Leatherwood’s legacy goes beyond his pancaking of opponents. He wrote the script for the football team’s video on racial injustice.
“In the game, we are one team, one heartbeat, one mission, yet we are diverse,” the team captain wrote. “We don’t always agree, but we learn so much from each other and we are so much better together. … Let’s listen, let’s unite, because all lives can’t matter until Black lives matter.”
Measureables: 6-foot-4 3/4, 312 pounds, 33 7/8-inch arms. 4.99 40, 4.65 shuttle, DNP bench-press reps.
Stats and accolades: According to Pro Football Focus, Leatherwood allowed three sacks and 16 total pressures in 2020, a bump up from his zero sacks and 10 pressures in 2019. At guard in 2018, his first season as a starter, he gave up two sacks and 21 pressures. Sports Info Solutions charged him with five sacks, 20 blown blocks (six runs, 14 passes) and three holds in 2020.
NFL Draft Bible says: Leatherwood utilizes his arm length to keep defenders at bay in pass protection and has the necessary strength to drive opponents as a run blocker. He owns a great combination of size, athleticism and power. He’ll need to refine his technique, as he tends to get overextended and caught out of position at times, affecting his balance. Would like to see him be more aggressive in the second level seeking out contact. His work at left tackle position for the Crimson Tide will be very appealing, but his performance is still a long way from being technically sound enough to last on the blind side. Leatherwood’s experience inside at guard is a big plus for his draft projection and some teams could prefer him along the interior.

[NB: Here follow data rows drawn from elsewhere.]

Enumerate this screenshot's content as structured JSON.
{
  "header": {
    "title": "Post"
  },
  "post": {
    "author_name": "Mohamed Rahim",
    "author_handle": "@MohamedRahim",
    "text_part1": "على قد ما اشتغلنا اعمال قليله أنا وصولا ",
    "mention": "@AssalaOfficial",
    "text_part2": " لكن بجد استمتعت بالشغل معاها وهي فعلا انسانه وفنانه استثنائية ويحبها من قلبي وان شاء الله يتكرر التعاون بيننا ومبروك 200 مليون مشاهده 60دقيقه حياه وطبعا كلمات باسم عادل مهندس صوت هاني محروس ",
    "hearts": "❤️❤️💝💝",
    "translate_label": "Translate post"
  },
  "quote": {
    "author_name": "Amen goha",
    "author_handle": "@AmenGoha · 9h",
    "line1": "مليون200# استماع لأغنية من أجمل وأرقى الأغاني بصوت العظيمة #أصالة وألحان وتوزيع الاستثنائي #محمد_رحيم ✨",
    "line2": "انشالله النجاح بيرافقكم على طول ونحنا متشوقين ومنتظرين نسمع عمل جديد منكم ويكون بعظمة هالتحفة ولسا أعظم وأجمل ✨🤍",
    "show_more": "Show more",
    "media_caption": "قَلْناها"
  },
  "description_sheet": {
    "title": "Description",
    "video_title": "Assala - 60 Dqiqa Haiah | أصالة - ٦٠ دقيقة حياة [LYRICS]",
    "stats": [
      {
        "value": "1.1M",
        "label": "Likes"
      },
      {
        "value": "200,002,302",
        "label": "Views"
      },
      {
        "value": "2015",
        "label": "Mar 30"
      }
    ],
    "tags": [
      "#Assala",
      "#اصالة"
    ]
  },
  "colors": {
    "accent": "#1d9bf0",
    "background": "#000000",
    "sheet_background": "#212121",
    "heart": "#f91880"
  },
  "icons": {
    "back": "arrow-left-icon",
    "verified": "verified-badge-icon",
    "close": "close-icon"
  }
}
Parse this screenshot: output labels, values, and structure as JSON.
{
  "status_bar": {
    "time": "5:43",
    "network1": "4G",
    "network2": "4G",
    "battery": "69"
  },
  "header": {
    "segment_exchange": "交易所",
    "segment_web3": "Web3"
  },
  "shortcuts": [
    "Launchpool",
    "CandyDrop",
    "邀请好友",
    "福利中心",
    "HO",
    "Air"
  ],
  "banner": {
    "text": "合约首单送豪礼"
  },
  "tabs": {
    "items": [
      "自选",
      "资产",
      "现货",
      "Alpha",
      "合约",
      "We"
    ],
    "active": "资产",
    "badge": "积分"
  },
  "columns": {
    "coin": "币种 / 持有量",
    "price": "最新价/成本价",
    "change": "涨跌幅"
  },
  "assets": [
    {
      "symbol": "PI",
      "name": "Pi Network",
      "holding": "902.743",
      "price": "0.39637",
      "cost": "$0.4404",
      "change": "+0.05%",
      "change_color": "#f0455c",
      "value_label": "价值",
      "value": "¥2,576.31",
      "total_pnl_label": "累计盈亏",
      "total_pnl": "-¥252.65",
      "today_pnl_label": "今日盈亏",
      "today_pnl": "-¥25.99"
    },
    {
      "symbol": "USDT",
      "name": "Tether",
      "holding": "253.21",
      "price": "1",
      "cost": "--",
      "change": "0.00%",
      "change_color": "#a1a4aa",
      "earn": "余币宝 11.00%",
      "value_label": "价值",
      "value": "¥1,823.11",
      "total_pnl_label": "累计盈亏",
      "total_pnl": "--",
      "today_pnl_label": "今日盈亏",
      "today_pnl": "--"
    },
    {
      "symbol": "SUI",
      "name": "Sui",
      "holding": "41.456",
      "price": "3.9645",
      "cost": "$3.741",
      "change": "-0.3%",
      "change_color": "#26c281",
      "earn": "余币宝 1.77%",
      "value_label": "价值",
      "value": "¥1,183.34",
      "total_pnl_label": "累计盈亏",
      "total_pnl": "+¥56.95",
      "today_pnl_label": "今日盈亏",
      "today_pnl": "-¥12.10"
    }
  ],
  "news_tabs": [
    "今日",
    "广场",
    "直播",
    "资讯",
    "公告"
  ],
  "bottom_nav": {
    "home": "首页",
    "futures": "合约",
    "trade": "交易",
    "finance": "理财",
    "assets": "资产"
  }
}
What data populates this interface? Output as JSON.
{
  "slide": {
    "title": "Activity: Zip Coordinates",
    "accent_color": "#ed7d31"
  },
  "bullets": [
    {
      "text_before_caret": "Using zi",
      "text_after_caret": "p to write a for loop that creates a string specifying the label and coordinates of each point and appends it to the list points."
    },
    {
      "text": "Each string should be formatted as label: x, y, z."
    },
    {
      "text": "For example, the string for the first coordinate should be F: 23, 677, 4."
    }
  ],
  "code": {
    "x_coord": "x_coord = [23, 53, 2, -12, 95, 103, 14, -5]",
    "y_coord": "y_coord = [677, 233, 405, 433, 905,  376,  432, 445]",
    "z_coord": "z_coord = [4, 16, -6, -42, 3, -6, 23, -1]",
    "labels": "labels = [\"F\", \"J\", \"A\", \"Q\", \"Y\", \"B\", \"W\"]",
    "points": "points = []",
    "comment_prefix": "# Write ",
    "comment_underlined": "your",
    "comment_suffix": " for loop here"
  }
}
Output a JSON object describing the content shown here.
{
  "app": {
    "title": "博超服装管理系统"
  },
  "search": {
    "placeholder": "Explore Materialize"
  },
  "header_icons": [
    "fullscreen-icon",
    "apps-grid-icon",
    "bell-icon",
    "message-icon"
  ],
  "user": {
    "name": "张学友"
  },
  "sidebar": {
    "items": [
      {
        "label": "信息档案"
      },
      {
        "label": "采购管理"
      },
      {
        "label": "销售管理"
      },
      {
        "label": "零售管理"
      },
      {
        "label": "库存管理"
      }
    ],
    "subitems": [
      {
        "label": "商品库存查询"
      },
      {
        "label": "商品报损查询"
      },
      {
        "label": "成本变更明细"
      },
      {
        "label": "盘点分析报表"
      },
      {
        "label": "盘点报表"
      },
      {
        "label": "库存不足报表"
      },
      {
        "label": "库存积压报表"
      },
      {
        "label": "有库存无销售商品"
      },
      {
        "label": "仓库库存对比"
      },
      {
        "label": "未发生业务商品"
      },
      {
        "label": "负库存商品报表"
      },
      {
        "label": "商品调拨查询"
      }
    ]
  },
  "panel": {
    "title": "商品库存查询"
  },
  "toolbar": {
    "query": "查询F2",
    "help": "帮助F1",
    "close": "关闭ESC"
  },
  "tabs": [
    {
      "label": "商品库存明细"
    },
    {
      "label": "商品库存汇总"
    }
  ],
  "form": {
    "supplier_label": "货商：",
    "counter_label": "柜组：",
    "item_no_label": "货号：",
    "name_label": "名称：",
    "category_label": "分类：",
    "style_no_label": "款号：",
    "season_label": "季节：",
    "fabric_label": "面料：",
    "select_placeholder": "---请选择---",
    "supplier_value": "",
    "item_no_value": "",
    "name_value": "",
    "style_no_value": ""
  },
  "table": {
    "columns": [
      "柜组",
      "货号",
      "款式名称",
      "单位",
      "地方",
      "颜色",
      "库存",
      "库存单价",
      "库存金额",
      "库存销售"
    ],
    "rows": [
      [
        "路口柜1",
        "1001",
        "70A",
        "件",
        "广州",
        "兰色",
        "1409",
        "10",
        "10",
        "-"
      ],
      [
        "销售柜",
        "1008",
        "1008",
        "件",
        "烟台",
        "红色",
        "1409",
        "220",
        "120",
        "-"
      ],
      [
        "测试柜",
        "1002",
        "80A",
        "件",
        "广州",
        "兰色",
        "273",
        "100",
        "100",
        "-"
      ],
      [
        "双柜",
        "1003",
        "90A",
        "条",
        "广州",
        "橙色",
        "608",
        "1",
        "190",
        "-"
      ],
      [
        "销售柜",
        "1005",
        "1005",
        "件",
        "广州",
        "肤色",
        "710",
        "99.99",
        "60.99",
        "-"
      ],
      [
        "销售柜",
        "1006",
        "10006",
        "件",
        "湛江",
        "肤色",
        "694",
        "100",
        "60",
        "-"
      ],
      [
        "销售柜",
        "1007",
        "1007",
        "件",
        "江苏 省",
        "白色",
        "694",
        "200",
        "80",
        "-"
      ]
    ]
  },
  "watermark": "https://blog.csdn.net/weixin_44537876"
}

Coaches praise his coachability and football IQ.
About This Series
Packer Central is introducing you to the top prospects, both on and off the field, in this year’s NFL Draft. The series is starting with the top five at each position, then will add additional players as the draft approaches, with a focus on positions of need.